In case you have forgotten your history or have lived a misinformed life under the influence of that insidious Italian jingle -- “In fourteen hundred an’ a ninety-two, Colombo he sail the ocean blue, an’ discover America for me an’ you” -- the truth of the matter is “Leif Landed First!”
In official recognition of this fact, Oct. 9th is set aside to commemorate this achievement, which, as it happens, is appropriately celebrated before Christopher Columbus Day on Oct. 11th.
In the event you have forgotten your history, here’s the true account of how Leif Erikson was the first to discover America, as chronicled in the “Graenlendinga Saga” of old.
It all started in 982 when a man known as Erik the Red, killed a man and was banished from Iceland, a Viking settlement.
He spent his banishment in exploration, and in doing so discovered icebound land he called Greenland.
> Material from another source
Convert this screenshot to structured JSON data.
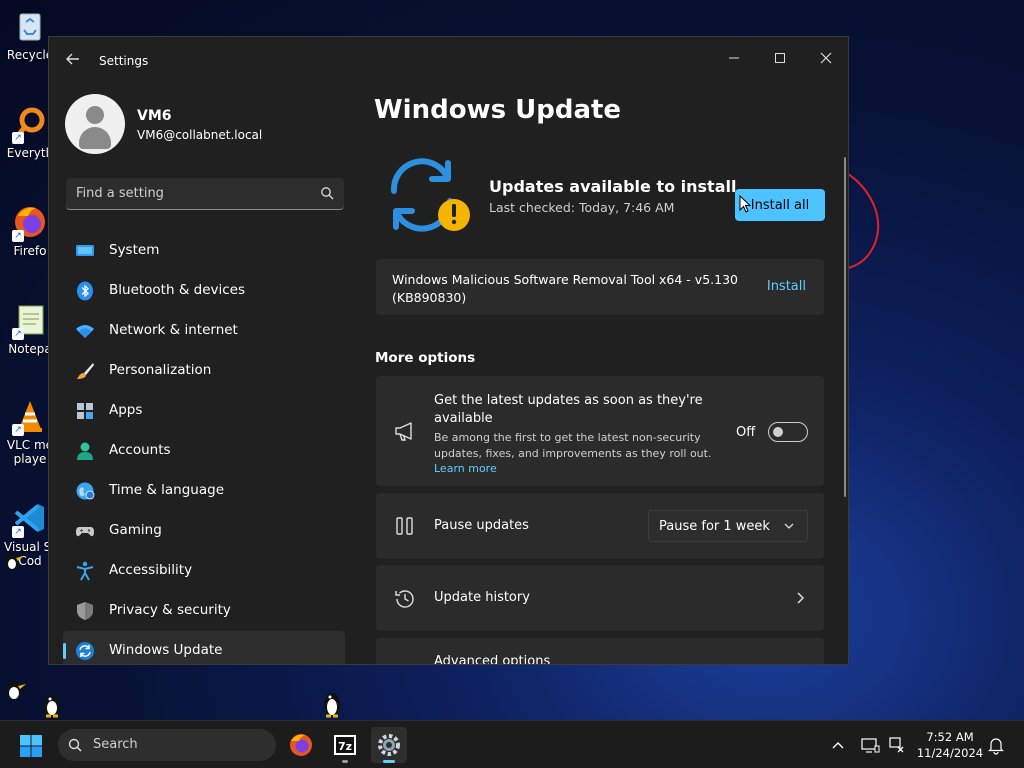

He cleverly named it Greenland in order to attract Viking settlers.
And it worked, for soon there was a colony established there. (Some say this made Erik “Boy-have-I-got-a-deal-for-you!” the Red the first land promoter).
Bjarni Herjolfsson was one of the new Greenland settlers who followed Erik in 986 to this land of promise. But he was blown off his course, past his destination, and ended up sighting unknown lands in the process. He made his way back to Greenland to report what he had seen.
Word of his sightings spread and caught the fancy of a young Viking, Leif, son of Erik the Red. Leif asked his father to lead an expedition to this new land, but Erik said he was too old for the hardships of such explorations. So, Leif took the job upon himself and set sail in 992 with a crew of 35 men in the same boat Bjarni had used.
He first encountered an island of stone he named “Helluland” which means “Stoneland” (probably present day Baffin Island). Then he reached land covered with trees which he called “Markland” which means “Forestland” (probably present day Labrador).
Finally, he discovered a land rich in grape vines and wild game. He called this land “Vinland.”
Leif returned to Greenland, rescuing some shipwrecked sailors he encountered on the way back. When he arrived home, he related what he had seen and done and from then on was called “Leif the Lucky.”
Leif Erikson helped organize and lead a group of settlers back to the riches of Vinland, but settlements there were not as successful as in Greenland and Iceland, and no further mention is made of them in the sagas.
The exact location of
Vinland is uncertain, though the sagas, as well as the 1960 archaeological findings of a Viking settlement by
Dr. Helge and Ann Stine Ingstad at L'Anse aux Meadows in Newfoundland, confirm that Norsemen landed
in and attempted to settle North America around 1000 AD.
Some historians even claim that Vikings may have settled in northern New England states where grapes such as those mentioned in the sagas grow abundantly.
But whatever the location, historians agree that Vikings landed in America 500 years before Christopher Columbus and that the existing body of knowledge from those Viking explorations probably helped Columbus plan his voyage to the New World.
Of course the Sons of Norway have known this all along, and that’s why this weekend they will lift a glass of “akevitt” to “skål” the accomplishments of Lucky Leif Erikson!